## What the task requires
In your answer, print each of the records below exactly.

## Source information
● ● ● ● ● ● ●

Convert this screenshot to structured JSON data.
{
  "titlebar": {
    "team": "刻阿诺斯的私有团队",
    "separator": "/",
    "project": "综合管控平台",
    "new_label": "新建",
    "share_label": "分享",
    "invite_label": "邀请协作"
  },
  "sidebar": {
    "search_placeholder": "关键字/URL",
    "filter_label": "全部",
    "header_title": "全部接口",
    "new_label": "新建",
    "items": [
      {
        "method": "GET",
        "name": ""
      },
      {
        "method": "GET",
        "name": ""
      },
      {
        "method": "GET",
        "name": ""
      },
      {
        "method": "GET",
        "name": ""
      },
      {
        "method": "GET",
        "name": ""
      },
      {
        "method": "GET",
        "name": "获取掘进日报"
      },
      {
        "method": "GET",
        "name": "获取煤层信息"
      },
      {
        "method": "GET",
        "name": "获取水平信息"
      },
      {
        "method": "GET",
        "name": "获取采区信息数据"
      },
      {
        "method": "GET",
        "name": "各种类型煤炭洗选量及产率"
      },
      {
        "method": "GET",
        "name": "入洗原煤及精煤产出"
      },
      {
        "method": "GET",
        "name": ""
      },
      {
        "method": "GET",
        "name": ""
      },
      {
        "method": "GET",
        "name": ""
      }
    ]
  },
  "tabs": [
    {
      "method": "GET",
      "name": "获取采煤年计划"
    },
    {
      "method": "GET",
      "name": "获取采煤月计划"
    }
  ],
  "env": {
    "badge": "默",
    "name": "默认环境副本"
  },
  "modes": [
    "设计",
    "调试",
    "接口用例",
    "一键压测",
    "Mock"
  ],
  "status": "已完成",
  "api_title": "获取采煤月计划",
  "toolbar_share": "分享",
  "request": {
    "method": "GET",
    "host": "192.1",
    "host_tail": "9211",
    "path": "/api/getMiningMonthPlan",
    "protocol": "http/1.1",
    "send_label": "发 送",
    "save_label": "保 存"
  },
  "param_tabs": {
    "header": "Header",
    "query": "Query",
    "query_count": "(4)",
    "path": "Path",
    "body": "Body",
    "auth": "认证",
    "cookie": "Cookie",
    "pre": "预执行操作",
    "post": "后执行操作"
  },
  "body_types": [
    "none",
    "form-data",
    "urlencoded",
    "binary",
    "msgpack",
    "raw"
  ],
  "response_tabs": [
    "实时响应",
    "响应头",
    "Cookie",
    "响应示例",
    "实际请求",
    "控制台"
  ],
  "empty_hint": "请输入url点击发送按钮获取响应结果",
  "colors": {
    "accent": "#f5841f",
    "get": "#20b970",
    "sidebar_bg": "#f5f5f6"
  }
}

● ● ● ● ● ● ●

## Task response
Convert this screenshot to structured JSON data.
{
  "titlebar": {
    "team": "刻阿诺斯的私有团队",
    "separator": "/",
    "project": "综合管控平台",
    "new_label": "新建",
    "share_label": "分享",
    "invite_label": "邀请协作"
  },
  "sidebar": {
    "search_placeholder": "关键字/URL",
    "filter_label": "全部",
    "header_title": "全部接口",
    "new_label": "新建",
    "items": [
      {
        "method": "GET",
        "name": ""
      },
      {
        "method": "GET",
        "name": ""
      },
      {
        "method": "GET",
        "name": ""
      },
      {
        "method": "GET",
        "name": ""
      },
      {
        "method": "GET",
        "name": ""
      },
      {
        "method": "GET",
        "name": "获取掘进日报"
      },
      {
        "method": "GET",
        "name": "获取煤层信息"
      },
      {
        "method": "GET",
        "name": "获取水平信息"
      },
      {
        "method": "GET",
        "name": "获取采区信息数据"
      },
      {
        "method": "GET",
        "name": "各种类型煤炭洗选量及产率"
      },
      {
        "method": "GET",
        "name": "入洗原煤及精煤产出"
      },
      {
        "method": "GET",
        "name": ""
      },
      {
        "method": "GET",
        "name": ""
      },
      {
        "method": "GET",
        "name": ""
      }
    ]
  },
  "tabs": [
    {
      "method": "GET",
      "name": "获取采煤年计划"
    },
    {
      "method": "GET",
      "name": "获取采煤月计划"
    }
  ],
  "env": {
    "badge": "默",
    "name": "默认环境副本"
  },
  "modes": [
    "设计",
    "调试",
    "接口用例",
    "一键压测",
    "Mock"
  ],
  "status": "已完成",
  "api_title": "获取采煤月计划",
  "toolbar_share": "分享",
  "request": {
    "method": "GET",
    "host": "192.1",
    "host_tail": "9211",
    "path": "/api/getMiningMonthPlan",
    "protocol": "http/1.1",
    "send_label": "发 送",
    "save_label": "保 存"
  },
  "param_tabs": {
    "header": "Header",
    "query": "Query",
    "query_count": "(4)",
    "path": "Path",
    "body": "Body",
    "auth": "认证",
    "cookie": "Cookie",
    "pre": "预执行操作",
    "post": "后执行操作"
  },
  "body_types": [
    "none",
    "form-data",
    "urlencoded",
    "binary",
    "msgpack",
    "raw"
  ],
  "response_tabs": [
    "实时响应",
    "响应头",
    "Cookie",
    "响应示例",
    "实际请求",
    "控制台"
  ],
  "empty_hint": "请输入url点击发送按钮获取响应结果",
  "colors": {
    "accent": "#f5841f",
    "get": "#20b970",
    "sidebar_bg": "#f5f5f6"
  }
}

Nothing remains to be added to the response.